The reigning application would appear to be GnuCash which can now run on Windows. I was wondering if anybody here uses it. Are there others I should consider?
Just to be clear, I am not looking for online services no matter how free or awesomely cool. So Mint.com is out for that reason as well as not being available for Canadians. Wesabe appears also to be an online app so I’m not interested in that either.
I used Quicken for four years, Money for another three after that, and switched to Mint about a year ago. It has limitations (it doesn’t really handle loans well; it doesn’t let you hand-enter transactions), but if you work within those limitations, it’s better than both Quicken and Money.
Then you’re scrod. Nobody’s making personal finance apps any more, or at least not anybody who cares about them. Microsoft discontinued Money entirely. Intuit is focusing on the online version of Quicken. And GnuCash is a joke.
(Evidence for last assertion: The first bulletpoint on their list of features for the latest release is “In addition to the XML backend, Gnucash can now use a SQLite3, MySQL or PostgreSQL database to store the data. This is a new implementation using libdbi. It supports all features including the business features. In order to build with this, add --enable-dbi to the configure command. In addition to the libdbi-dev package for your distribution, you will also need the appropriate DBD (libdbi driver) package for sqlite3, mysql or postgresql.” The second bullet point is that you can use WebKit instead of GtkHTML. Um.)
I’ve got the latest version of Money, which is being discontinued. From what I can tell, this version does most of what I want a financial management program to do and plenty more that I don’t want. I don’t use any of the automatic bill pay stuff. I just use it to record my data and review charts or retrieve receipts.
The problem is that he wants it to be free and also offline, meaning boxed. Boxes cost money, CD’s cost money, companies don’t usually ship boxed software with ads that the person has to look at before buying the product, so how is a company going to make money giving away boxed software?
Because he doesn’t want the collection of all of his personal financial information to be stored on someone else’s machine. It’s fine if bank A has all of his accounts related to bank A and bank B has all of his accounts related to bank B, but he doesn’t want Corp C to be the location of both of those aggregated together.
I’m debating this too and it seems to come down to Quicken Online (free) and Mint.com.
Mostly I’m concerned about the ease-of-use/functionality of the iphone apps for both.
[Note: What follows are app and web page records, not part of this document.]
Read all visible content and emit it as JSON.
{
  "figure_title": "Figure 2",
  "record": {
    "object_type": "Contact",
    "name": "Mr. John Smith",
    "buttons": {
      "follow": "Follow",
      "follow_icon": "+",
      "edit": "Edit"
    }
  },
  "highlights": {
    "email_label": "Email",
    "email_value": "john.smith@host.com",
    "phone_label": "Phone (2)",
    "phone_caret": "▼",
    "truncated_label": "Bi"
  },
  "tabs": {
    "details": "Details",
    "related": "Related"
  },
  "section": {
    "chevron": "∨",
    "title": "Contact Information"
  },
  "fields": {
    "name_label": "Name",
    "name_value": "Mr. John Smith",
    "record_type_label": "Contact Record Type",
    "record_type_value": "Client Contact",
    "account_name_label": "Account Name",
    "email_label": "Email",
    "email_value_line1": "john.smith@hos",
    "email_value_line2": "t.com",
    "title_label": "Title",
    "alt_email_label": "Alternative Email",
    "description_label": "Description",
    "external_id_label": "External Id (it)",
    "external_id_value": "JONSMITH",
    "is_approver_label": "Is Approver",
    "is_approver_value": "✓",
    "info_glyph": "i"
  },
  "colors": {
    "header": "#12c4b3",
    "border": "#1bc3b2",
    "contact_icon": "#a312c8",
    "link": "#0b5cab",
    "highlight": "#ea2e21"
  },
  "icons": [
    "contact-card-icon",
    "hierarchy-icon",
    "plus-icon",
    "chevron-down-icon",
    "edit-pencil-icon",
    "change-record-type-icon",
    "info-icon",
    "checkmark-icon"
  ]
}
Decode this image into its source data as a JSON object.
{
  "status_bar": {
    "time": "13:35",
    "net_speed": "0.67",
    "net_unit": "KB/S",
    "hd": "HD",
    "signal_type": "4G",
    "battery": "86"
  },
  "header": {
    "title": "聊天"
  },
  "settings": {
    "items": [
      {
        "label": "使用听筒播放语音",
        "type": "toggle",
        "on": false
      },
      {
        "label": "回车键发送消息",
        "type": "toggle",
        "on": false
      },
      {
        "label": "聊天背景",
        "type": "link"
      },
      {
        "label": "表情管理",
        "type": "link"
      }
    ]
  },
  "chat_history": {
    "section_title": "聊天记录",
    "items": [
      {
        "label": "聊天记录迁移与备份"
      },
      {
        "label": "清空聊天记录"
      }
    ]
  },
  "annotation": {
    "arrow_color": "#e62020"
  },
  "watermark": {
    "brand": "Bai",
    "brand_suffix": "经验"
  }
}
I want something that makes it easy for me to track my budget and accounts on the go. I haven’t found a good comparison of the two that’s recent - and they’ve both had a number of updates in the past year.
I don’t suppose anyone here has used one or the other iphone apps and has any opinions?